Design for Diversity is an IMLS grant-funded national forum project based out of the Digital Scholarship Group. The goal of the project centers around creating a collaborative Teaching and Learning Toolkit for practioners who are interested in designing and working with information systems that can represent diverse ways of knowing. The Design for Diversity Opening Forum – the first event – was held at Northeastern on October 16 and 17 to begin the collaborative process of building the toolkit.
This two-day event consisted of case study presentations to inspire both larger and smaller group discussions as well as collaborative group note-taking; the Design for Diversity team has made available several of the slides from the presentations (available on links the schedule) and recordings of the presentations. These case study examples ranged from how to work with historically disenfranchised communities and their cultural materials, to how metadata can be exclusive or uncover previously hidden relationships and networks, and to how the constraints of digital tools and platforms’ might help or hinder identity representation.
One of the most common questions during the event was how academics– who are situated in an institution that can continue to perpetuate the oppression of historically disenfranchised communities –can not only work with, but work forthese communities.
Another common theme that came up during the event was how well-designed workflows can center around this work. What are the methodologies that will lead to a successful, ethical, and healthy project ecology that will set up for the success of the project and those invested? All projects have constraints and recognizing them is an important step to acknowledging what a project can do. Designing a healthy project ecology also means understanding the affordances and limitations of individual tools and technologies.

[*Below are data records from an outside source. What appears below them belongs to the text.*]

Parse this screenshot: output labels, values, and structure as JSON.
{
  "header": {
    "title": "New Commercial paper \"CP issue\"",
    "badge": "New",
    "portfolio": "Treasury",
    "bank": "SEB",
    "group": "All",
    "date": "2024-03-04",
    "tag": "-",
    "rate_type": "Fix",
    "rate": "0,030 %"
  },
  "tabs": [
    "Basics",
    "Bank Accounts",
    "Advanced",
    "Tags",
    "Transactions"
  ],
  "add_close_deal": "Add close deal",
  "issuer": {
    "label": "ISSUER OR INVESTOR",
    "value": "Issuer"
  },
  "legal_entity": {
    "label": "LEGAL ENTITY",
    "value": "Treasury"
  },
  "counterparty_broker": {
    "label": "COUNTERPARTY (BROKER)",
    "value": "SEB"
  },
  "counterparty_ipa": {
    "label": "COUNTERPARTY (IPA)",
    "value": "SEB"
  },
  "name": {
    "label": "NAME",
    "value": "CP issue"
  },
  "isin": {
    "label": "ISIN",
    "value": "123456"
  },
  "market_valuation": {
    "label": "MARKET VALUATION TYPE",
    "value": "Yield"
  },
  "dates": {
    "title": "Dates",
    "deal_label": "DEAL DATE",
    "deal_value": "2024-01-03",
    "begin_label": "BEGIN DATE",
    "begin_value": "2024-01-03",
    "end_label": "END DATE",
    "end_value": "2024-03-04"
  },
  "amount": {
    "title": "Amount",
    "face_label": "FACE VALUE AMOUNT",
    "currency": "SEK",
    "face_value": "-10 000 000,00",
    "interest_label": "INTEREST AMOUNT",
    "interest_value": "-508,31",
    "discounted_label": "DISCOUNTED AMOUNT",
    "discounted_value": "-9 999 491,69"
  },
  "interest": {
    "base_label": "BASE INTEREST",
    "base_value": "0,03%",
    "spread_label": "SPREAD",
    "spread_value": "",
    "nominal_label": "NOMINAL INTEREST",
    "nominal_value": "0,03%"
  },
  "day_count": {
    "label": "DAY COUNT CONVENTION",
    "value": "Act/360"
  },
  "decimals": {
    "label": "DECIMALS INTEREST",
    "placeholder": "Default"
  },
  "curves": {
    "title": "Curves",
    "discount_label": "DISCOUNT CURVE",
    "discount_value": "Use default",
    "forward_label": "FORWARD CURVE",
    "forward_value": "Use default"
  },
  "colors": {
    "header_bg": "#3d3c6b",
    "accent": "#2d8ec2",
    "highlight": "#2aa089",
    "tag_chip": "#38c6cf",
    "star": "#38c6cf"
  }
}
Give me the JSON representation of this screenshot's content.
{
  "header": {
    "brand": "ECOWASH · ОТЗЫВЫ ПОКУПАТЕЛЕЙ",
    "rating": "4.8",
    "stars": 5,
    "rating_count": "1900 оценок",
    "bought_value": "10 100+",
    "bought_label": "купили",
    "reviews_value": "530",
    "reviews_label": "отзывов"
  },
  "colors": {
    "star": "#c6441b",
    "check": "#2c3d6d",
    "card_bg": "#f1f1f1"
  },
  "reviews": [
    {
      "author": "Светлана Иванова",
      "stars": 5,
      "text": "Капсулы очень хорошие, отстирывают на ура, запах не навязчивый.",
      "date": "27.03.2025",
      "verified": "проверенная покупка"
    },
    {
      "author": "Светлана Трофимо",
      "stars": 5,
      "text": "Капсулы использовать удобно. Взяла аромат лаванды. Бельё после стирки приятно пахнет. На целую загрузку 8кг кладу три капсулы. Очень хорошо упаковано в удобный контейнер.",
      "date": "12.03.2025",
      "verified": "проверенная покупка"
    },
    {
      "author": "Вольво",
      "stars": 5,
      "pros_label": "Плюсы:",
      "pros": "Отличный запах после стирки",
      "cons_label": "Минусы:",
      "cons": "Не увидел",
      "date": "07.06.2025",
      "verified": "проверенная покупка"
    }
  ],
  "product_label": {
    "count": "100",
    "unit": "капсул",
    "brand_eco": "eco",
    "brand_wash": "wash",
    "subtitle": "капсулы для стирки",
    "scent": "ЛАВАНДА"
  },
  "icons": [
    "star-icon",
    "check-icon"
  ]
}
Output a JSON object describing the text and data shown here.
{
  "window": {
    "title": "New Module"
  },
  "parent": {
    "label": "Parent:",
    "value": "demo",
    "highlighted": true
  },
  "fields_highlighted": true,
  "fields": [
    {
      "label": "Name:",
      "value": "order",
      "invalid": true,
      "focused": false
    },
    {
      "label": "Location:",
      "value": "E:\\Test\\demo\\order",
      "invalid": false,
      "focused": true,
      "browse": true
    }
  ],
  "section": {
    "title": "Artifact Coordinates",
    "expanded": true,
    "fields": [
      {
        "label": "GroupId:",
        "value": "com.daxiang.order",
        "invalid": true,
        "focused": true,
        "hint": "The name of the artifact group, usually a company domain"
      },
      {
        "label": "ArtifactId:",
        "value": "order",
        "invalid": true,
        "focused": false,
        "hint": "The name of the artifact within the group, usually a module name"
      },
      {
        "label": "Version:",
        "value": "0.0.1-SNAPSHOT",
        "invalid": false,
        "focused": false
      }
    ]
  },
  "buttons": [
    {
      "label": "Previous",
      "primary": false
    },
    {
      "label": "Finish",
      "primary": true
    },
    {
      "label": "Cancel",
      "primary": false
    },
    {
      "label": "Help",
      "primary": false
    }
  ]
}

Using the examples provided at the Opening Forum and other places where these conversations are happening, information system practioners can continue to come together and share how we shape learning environments to foster conversations about justice, dismantling hierarchies, and making spaces for a multitude of ways of being and knowledges.